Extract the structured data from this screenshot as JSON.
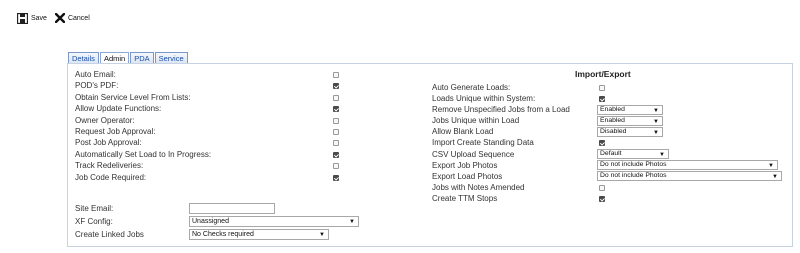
{
  "toolbar": {
    "save_label": "Save",
    "cancel_label": "Cancel"
  },
  "tabs": [
    {
      "label": "Details",
      "active": false
    },
    {
      "label": "Admin",
      "active": true
    },
    {
      "label": "PDA",
      "active": false
    },
    {
      "label": "Service",
      "active": false
    }
  ],
  "left_fields": [
    {
      "label": "Auto Email:",
      "checked": false
    },
    {
      "label": "POD's PDF:",
      "checked": true
    },
    {
      "label": "Obtain Service Level From Lists:",
      "checked": false
    },
    {
      "label": "Allow Update Functions:",
      "checked": true
    },
    {
      "label": "Owner Operator:",
      "checked": false
    },
    {
      "label": "Request Job Approval:",
      "checked": false
    },
    {
      "label": "Post Job Approval:",
      "checked": false
    },
    {
      "label": "Automatically Set Load to In Progress:",
      "checked": true
    },
    {
      "label": "Track Redeliveries:",
      "checked": false
    },
    {
      "label": "Job Code Required:",
      "checked": true
    }
  ],
  "site_email": {
    "label": "Site Email:",
    "value": ""
  },
  "xf_config": {
    "label": "XF Config:",
    "value": "Unassigned"
  },
  "create_linked_jobs": {
    "label": "Create Linked Jobs",
    "value": "No Checks required"
  },
  "import_export": {
    "title": "Import/Export",
    "rows": [
      {
        "label": "Auto Generate Loads:",
        "type": "checkbox",
        "checked": false
      },
      {
        "label": "Loads Unique within System:",
        "type": "checkbox",
        "checked": true
      },
      {
        "label": "Remove Unspecified Jobs from a Load",
        "type": "select",
        "value": "Enabled"
      },
      {
        "label": "Jobs Unique within Load",
        "type": "select",
        "value": "Enabled"
      },
      {
        "label": "Allow Blank Load",
        "type": "select",
        "value": "Disabled"
      },
      {
        "label": "Import Create Standing Data",
        "type": "checkbox",
        "checked": true
      },
      {
        "label": "CSV Upload Sequence",
        "type": "select",
        "value": "Default"
      },
      {
        "label": "Export Job Photos",
        "type": "select",
        "value": "Do not include Photos"
      },
      {
        "label": "Export Load Photos",
        "type": "select",
        "value": "Do not include Photos"
      },
      {
        "label": "Jobs with Notes Amended",
        "type": "checkbox",
        "checked": false
      },
      {
        "label": "Create TTM Stops",
        "type": "checkbox",
        "checked": true
      }
    ]
  }
}
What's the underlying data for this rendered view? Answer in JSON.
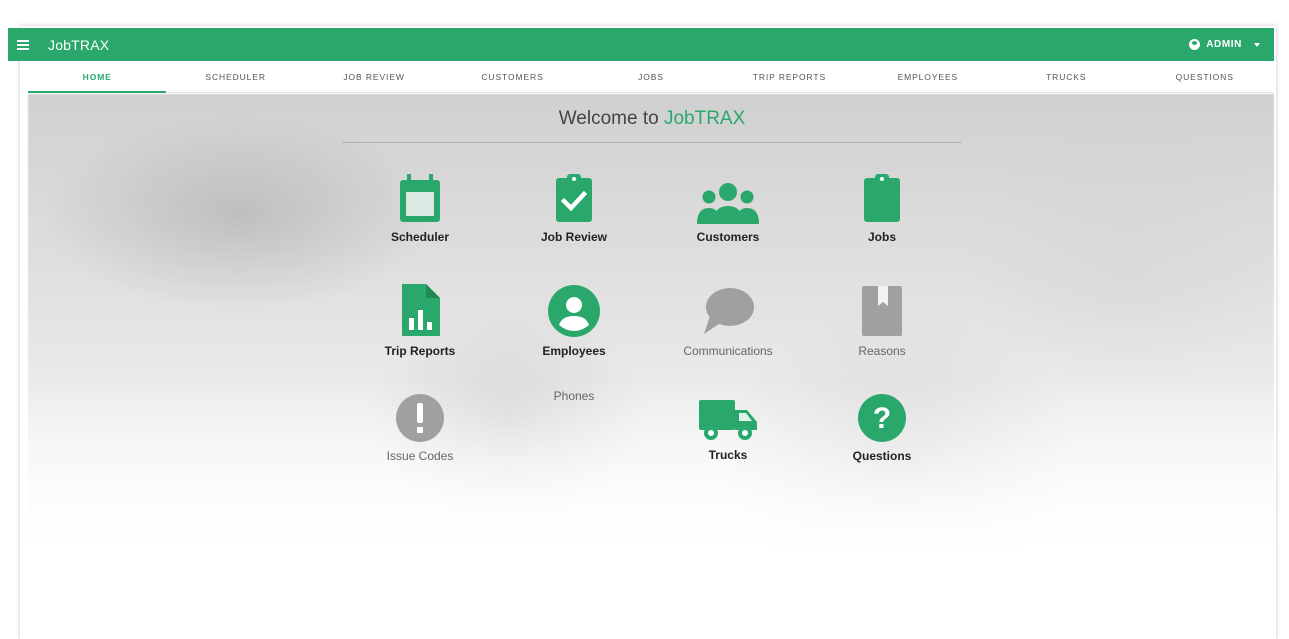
{
  "header": {
    "app_title": "JobTRAX",
    "user_label": "ADMIN"
  },
  "tabs": [
    {
      "label": "HOME",
      "active": true
    },
    {
      "label": "SCHEDULER"
    },
    {
      "label": "JOB REVIEW"
    },
    {
      "label": "CUSTOMERS"
    },
    {
      "label": "JOBS"
    },
    {
      "label": "TRIP REPORTS"
    },
    {
      "label": "EMPLOYEES"
    },
    {
      "label": "TRUCKS"
    },
    {
      "label": "QUESTIONS"
    }
  ],
  "welcome": {
    "prefix": "Welcome to ",
    "brand": "JobTRAX"
  },
  "tiles": [
    {
      "label": "Scheduler",
      "icon": "calendar-icon",
      "color": "#2aa86b"
    },
    {
      "label": "Job Review",
      "icon": "clipboard-check-icon",
      "color": "#2aa86b"
    },
    {
      "label": "Customers",
      "icon": "users-icon",
      "color": "#2aa86b"
    },
    {
      "label": "Jobs",
      "icon": "clipboard-icon",
      "color": "#2aa86b"
    },
    {
      "label": "Trip Reports",
      "icon": "report-chart-icon",
      "color": "#2aa86b"
    },
    {
      "label": "Employees",
      "icon": "account-circle-icon",
      "color": "#2aa86b"
    },
    {
      "label": "Communications",
      "icon": "chat-bubble-icon",
      "color": "#a0a0a0"
    },
    {
      "label": "Reasons",
      "icon": "bookmark-book-icon",
      "color": "#a0a0a0"
    },
    {
      "label": "Issue Codes",
      "icon": "alert-circle-icon",
      "color": "#a0a0a0"
    },
    {
      "label": "Phones",
      "icon": "",
      "color": "#666666"
    },
    {
      "label": "Trucks",
      "icon": "truck-icon",
      "color": "#2aa86b"
    },
    {
      "label": "Questions",
      "icon": "question-circle-icon",
      "color": "#2aa86b"
    }
  ],
  "colors": {
    "accent": "#2aa86b",
    "disabled": "#a0a0a0"
  }
}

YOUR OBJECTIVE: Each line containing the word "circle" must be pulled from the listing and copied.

RESPONSE:
      "icon": "account-circle-icon",
      "icon": "alert-circle-icon",
      "icon": "question-circle-icon",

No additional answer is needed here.